§ **Task brief**: Lines from the entries below that hold "number" form the answer; copy all of them.

§ **Data shown**:
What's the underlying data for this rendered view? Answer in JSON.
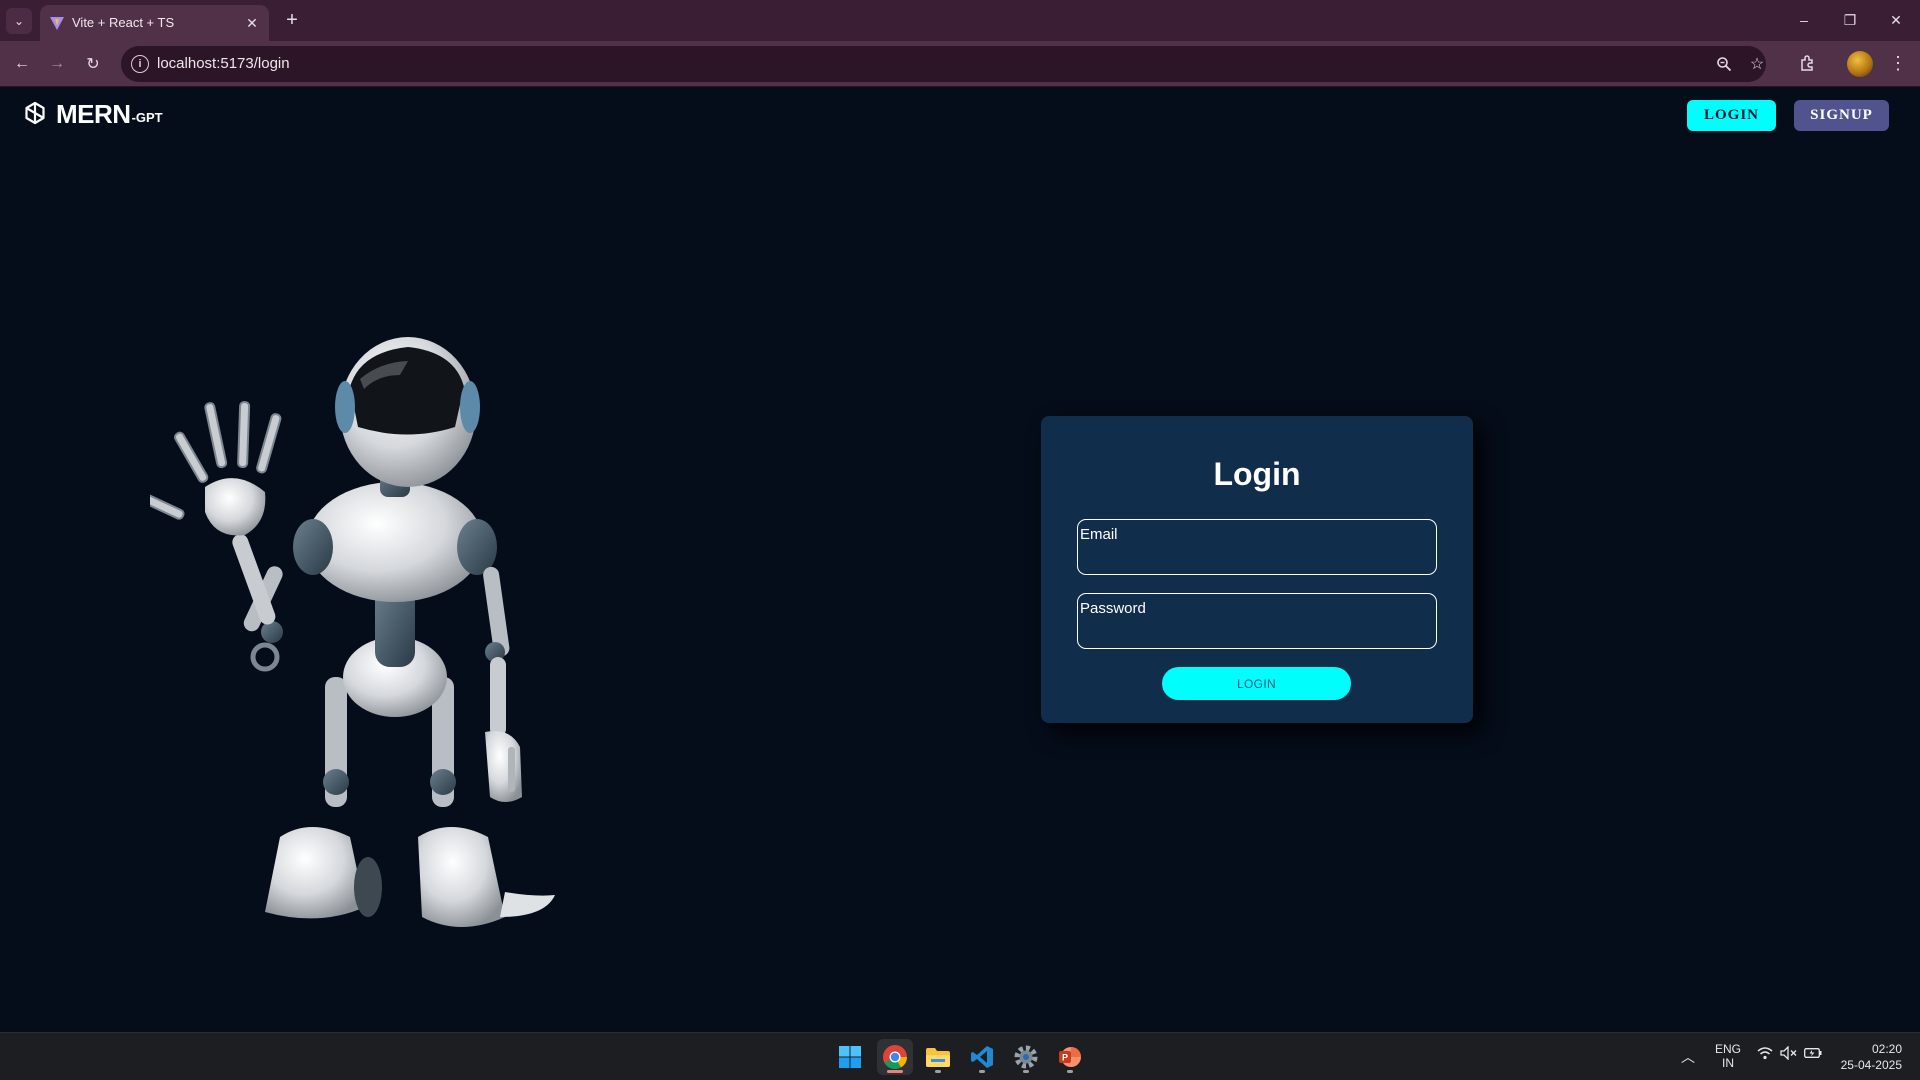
{
  "browser": {
    "tab_title": "Vite + React + TS",
    "url": "localhost:5173/login",
    "window_controls": {
      "minimize": "–",
      "restore": "❐",
      "close": "✕"
    }
  },
  "header": {
    "logo_text": "MERN",
    "logo_suffix": "-GPT",
    "login_label": "LOGIN",
    "signup_label": "SIGNUP"
  },
  "login_form": {
    "title": "Login",
    "email_label": "Email",
    "password_label": "Password",
    "submit_label": "LOGIN"
  },
  "taskbar": {
    "apps": [
      "start-icon",
      "chrome-icon",
      "file-explorer-icon",
      "vscode-icon",
      "settings-icon",
      "powerpoint-icon"
    ],
    "language_line1": "ENG",
    "language_line2": "IN",
    "time": "02:20",
    "date": "25-04-2025"
  },
  "colors": {
    "page_bg": "#050d1a",
    "card_bg": "#102d4b",
    "accent_cyan": "#00fffc",
    "signup_bg": "#51538f",
    "browser_frame": "#3a1e33"
  }
}
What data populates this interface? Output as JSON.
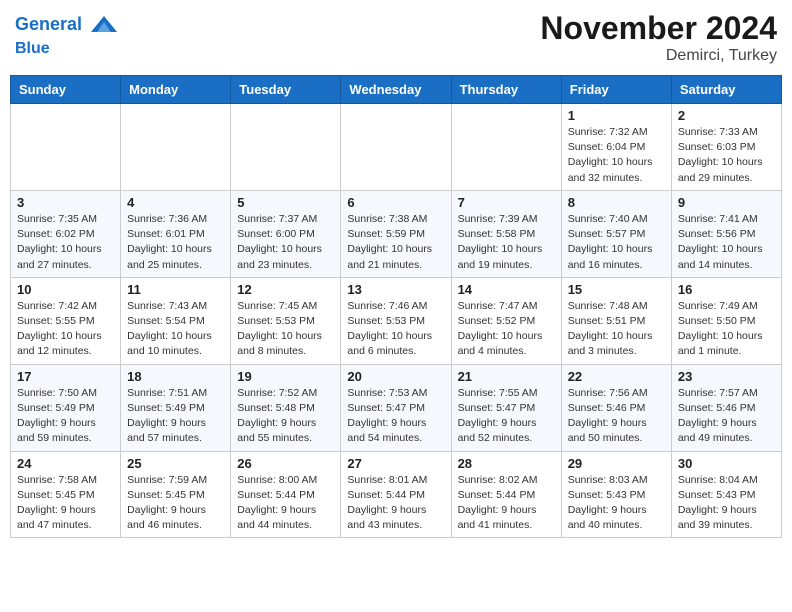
{
  "header": {
    "logo_line1": "General",
    "logo_line2": "Blue",
    "month": "November 2024",
    "location": "Demirci, Turkey"
  },
  "weekdays": [
    "Sunday",
    "Monday",
    "Tuesday",
    "Wednesday",
    "Thursday",
    "Friday",
    "Saturday"
  ],
  "weeks": [
    [
      {
        "day": "",
        "info": ""
      },
      {
        "day": "",
        "info": ""
      },
      {
        "day": "",
        "info": ""
      },
      {
        "day": "",
        "info": ""
      },
      {
        "day": "",
        "info": ""
      },
      {
        "day": "1",
        "info": "Sunrise: 7:32 AM\nSunset: 6:04 PM\nDaylight: 10 hours and 32 minutes."
      },
      {
        "day": "2",
        "info": "Sunrise: 7:33 AM\nSunset: 6:03 PM\nDaylight: 10 hours and 29 minutes."
      }
    ],
    [
      {
        "day": "3",
        "info": "Sunrise: 7:35 AM\nSunset: 6:02 PM\nDaylight: 10 hours and 27 minutes."
      },
      {
        "day": "4",
        "info": "Sunrise: 7:36 AM\nSunset: 6:01 PM\nDaylight: 10 hours and 25 minutes."
      },
      {
        "day": "5",
        "info": "Sunrise: 7:37 AM\nSunset: 6:00 PM\nDaylight: 10 hours and 23 minutes."
      },
      {
        "day": "6",
        "info": "Sunrise: 7:38 AM\nSunset: 5:59 PM\nDaylight: 10 hours and 21 minutes."
      },
      {
        "day": "7",
        "info": "Sunrise: 7:39 AM\nSunset: 5:58 PM\nDaylight: 10 hours and 19 minutes."
      },
      {
        "day": "8",
        "info": "Sunrise: 7:40 AM\nSunset: 5:57 PM\nDaylight: 10 hours and 16 minutes."
      },
      {
        "day": "9",
        "info": "Sunrise: 7:41 AM\nSunset: 5:56 PM\nDaylight: 10 hours and 14 minutes."
      }
    ],
    [
      {
        "day": "10",
        "info": "Sunrise: 7:42 AM\nSunset: 5:55 PM\nDaylight: 10 hours and 12 minutes."
      },
      {
        "day": "11",
        "info": "Sunrise: 7:43 AM\nSunset: 5:54 PM\nDaylight: 10 hours and 10 minutes."
      },
      {
        "day": "12",
        "info": "Sunrise: 7:45 AM\nSunset: 5:53 PM\nDaylight: 10 hours and 8 minutes."
      },
      {
        "day": "13",
        "info": "Sunrise: 7:46 AM\nSunset: 5:53 PM\nDaylight: 10 hours and 6 minutes."
      },
      {
        "day": "14",
        "info": "Sunrise: 7:47 AM\nSunset: 5:52 PM\nDaylight: 10 hours and 4 minutes."
      },
      {
        "day": "15",
        "info": "Sunrise: 7:48 AM\nSunset: 5:51 PM\nDaylight: 10 hours and 3 minutes."
      },
      {
        "day": "16",
        "info": "Sunrise: 7:49 AM\nSunset: 5:50 PM\nDaylight: 10 hours and 1 minute."
      }
    ],
    [
      {
        "day": "17",
        "info": "Sunrise: 7:50 AM\nSunset: 5:49 PM\nDaylight: 9 hours and 59 minutes."
      },
      {
        "day": "18",
        "info": "Sunrise: 7:51 AM\nSunset: 5:49 PM\nDaylight: 9 hours and 57 minutes."
      },
      {
        "day": "19",
        "info": "Sunrise: 7:52 AM\nSunset: 5:48 PM\nDaylight: 9 hours and 55 minutes."
      },
      {
        "day": "20",
        "info": "Sunrise: 7:53 AM\nSunset: 5:47 PM\nDaylight: 9 hours and 54 minutes."
      },
      {
        "day": "21",
        "info": "Sunrise: 7:55 AM\nSunset: 5:47 PM\nDaylight: 9 hours and 52 minutes."
      },
      {
        "day": "22",
        "info": "Sunrise: 7:56 AM\nSunset: 5:46 PM\nDaylight: 9 hours and 50 minutes."
      },
      {
        "day": "23",
        "info": "Sunrise: 7:57 AM\nSunset: 5:46 PM\nDaylight: 9 hours and 49 minutes."
      }
    ],
    [
      {
        "day": "24",
        "info": "Sunrise: 7:58 AM\nSunset: 5:45 PM\nDaylight: 9 hours and 47 minutes."
      },
      {
        "day": "25",
        "info": "Sunrise: 7:59 AM\nSunset: 5:45 PM\nDaylight: 9 hours and 46 minutes."
      },
      {
        "day": "26",
        "info": "Sunrise: 8:00 AM\nSunset: 5:44 PM\nDaylight: 9 hours and 44 minutes."
      },
      {
        "day": "27",
        "info": "Sunrise: 8:01 AM\nSunset: 5:44 PM\nDaylight: 9 hours and 43 minutes."
      },
      {
        "day": "28",
        "info": "Sunrise: 8:02 AM\nSunset: 5:44 PM\nDaylight: 9 hours and 41 minutes."
      },
      {
        "day": "29",
        "info": "Sunrise: 8:03 AM\nSunset: 5:43 PM\nDaylight: 9 hours and 40 minutes."
      },
      {
        "day": "30",
        "info": "Sunrise: 8:04 AM\nSunset: 5:43 PM\nDaylight: 9 hours and 39 minutes."
      }
    ]
  ]
}
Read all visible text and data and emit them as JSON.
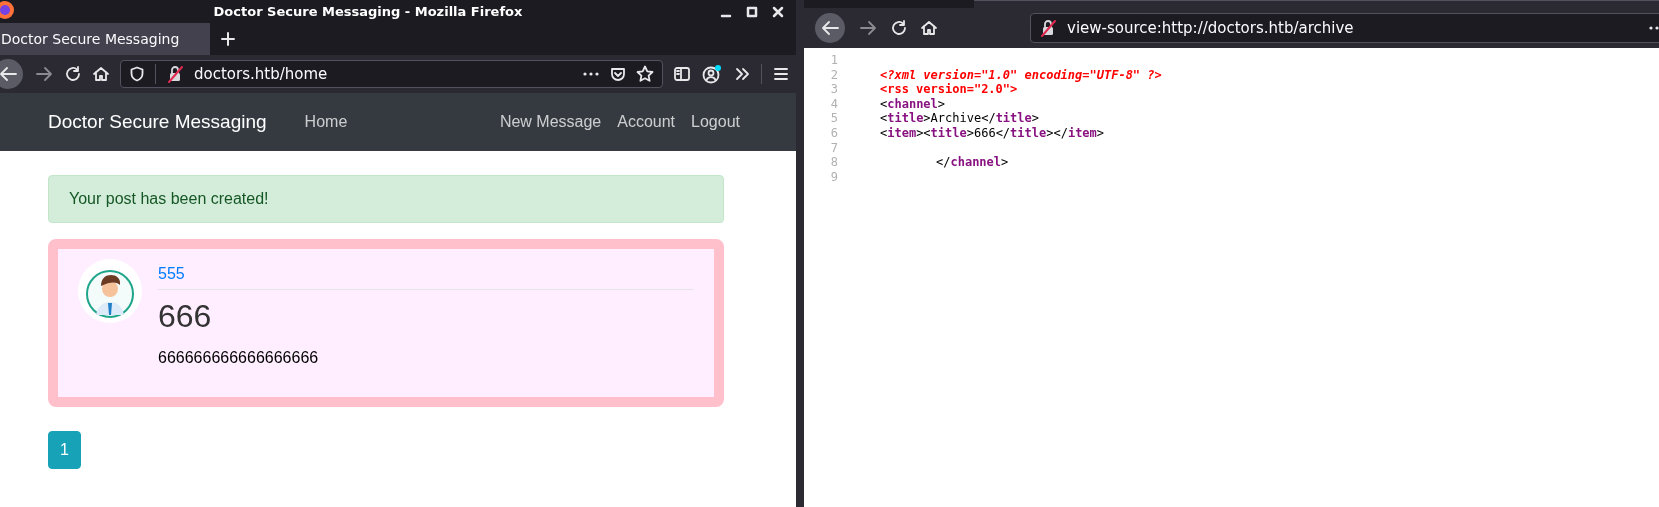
{
  "left_window": {
    "title": "Doctor Secure Messaging - Mozilla Firefox",
    "tabs": [
      {
        "label": "Doctor Secure Messaging",
        "selected": true
      }
    ],
    "url": "doctors.htb/home",
    "navbar": {
      "brand": "Doctor Secure Messaging",
      "links": [
        "Home"
      ],
      "right_links": [
        "New Message",
        "Account",
        "Logout"
      ]
    },
    "alert": "Your post has been created!",
    "posts": [
      {
        "author": "555",
        "title": "666",
        "content": "666666666666666666"
      }
    ],
    "pagination": [
      {
        "label": "1",
        "selected": true
      }
    ]
  },
  "right_window": {
    "url": "view-source:http://doctors.htb/archive",
    "source_lines": [
      {
        "number": "1"
      },
      {
        "number": "2",
        "indented": false,
        "tokens": [
          {
            "kind": "pi",
            "text": "<?xml version=\"1.0\" encoding=\"UTF-8\" ?>"
          }
        ]
      },
      {
        "number": "3",
        "indented": false,
        "tokens": [
          {
            "kind": "doctype",
            "text": "<rss version=\"2.0\">"
          }
        ]
      },
      {
        "number": "4",
        "indented": false,
        "tokens": [
          {
            "kind": "bracket",
            "text": "<"
          },
          {
            "kind": "tag",
            "text": "channel"
          },
          {
            "kind": "bracket",
            "text": ">"
          }
        ]
      },
      {
        "number": "5",
        "indented": false,
        "tokens": [
          {
            "kind": "bracket",
            "text": "<"
          },
          {
            "kind": "tag",
            "text": "title"
          },
          {
            "kind": "bracket",
            "text": ">"
          },
          {
            "kind": "text",
            "text": "Archive"
          },
          {
            "kind": "bracket",
            "text": "</"
          },
          {
            "kind": "tag",
            "text": "title"
          },
          {
            "kind": "bracket",
            "text": ">"
          }
        ]
      },
      {
        "number": "6",
        "indented": false,
        "tokens": [
          {
            "kind": "bracket",
            "text": "<"
          },
          {
            "kind": "tag",
            "text": "item"
          },
          {
            "kind": "bracket",
            "text": "><"
          },
          {
            "kind": "tag",
            "text": "title"
          },
          {
            "kind": "bracket",
            "text": ">"
          },
          {
            "kind": "text",
            "text": "666"
          },
          {
            "kind": "bracket",
            "text": "</"
          },
          {
            "kind": "tag",
            "text": "title"
          },
          {
            "kind": "bracket",
            "text": "></"
          },
          {
            "kind": "tag",
            "text": "item"
          },
          {
            "kind": "bracket",
            "text": ">"
          }
        ]
      },
      {
        "number": "7"
      },
      {
        "number": "8",
        "indented": true,
        "tokens": [
          {
            "kind": "bracket",
            "text": "</"
          },
          {
            "kind": "tag",
            "text": "channel"
          },
          {
            "kind": "bracket",
            "text": ">"
          }
        ]
      },
      {
        "number": "9"
      }
    ]
  }
}
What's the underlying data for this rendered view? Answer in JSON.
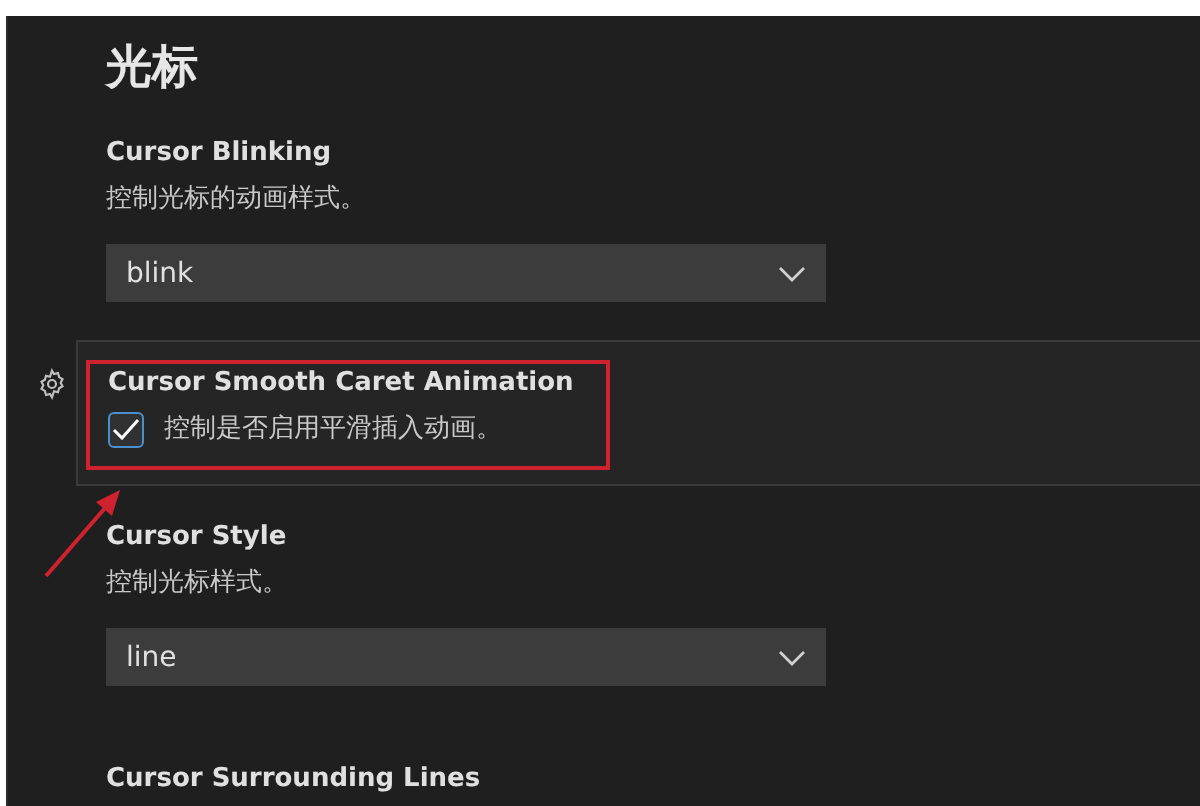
{
  "heading": "光标",
  "settings": [
    {
      "kind": "dropdown",
      "title": "Cursor Blinking",
      "description": "控制光标的动画样式。",
      "value": "blink",
      "focused": false,
      "highlighted": false
    },
    {
      "kind": "checkbox",
      "title": "Cursor Smooth Caret Animation",
      "description": "控制是否启用平滑插入动画。",
      "checked": true,
      "focused": true,
      "highlighted": true
    },
    {
      "kind": "dropdown",
      "title": "Cursor Style",
      "description": "控制光标样式。",
      "value": "line",
      "focused": false,
      "highlighted": false
    },
    {
      "kind": "heading_only",
      "title": "Cursor Surrounding Lines",
      "focused": false,
      "highlighted": false
    }
  ]
}
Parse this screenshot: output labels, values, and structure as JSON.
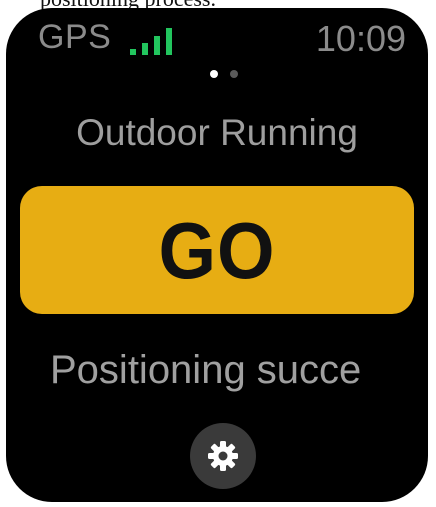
{
  "caption": {
    "partial_text": "positioning process."
  },
  "status_bar": {
    "gps_label": "GPS",
    "signal_icon": "signal-bars-icon",
    "signal_color": "#22c55e",
    "time": "10:09"
  },
  "pager": {
    "total": 2,
    "active_index": 0
  },
  "activity": {
    "title": "Outdoor Running"
  },
  "go_button": {
    "label": "GO",
    "color": "#e7ad13"
  },
  "status": {
    "text": "Positioning succe"
  },
  "settings_button": {
    "icon": "gear-icon"
  }
}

§ **Answer section**:
        "number": "1"
        "number": "2",
        "number": "3",
        "number": "4",
        "number": "5",
        "number": "6",
        "number": "7"
        "number": "8",
        "number": "9"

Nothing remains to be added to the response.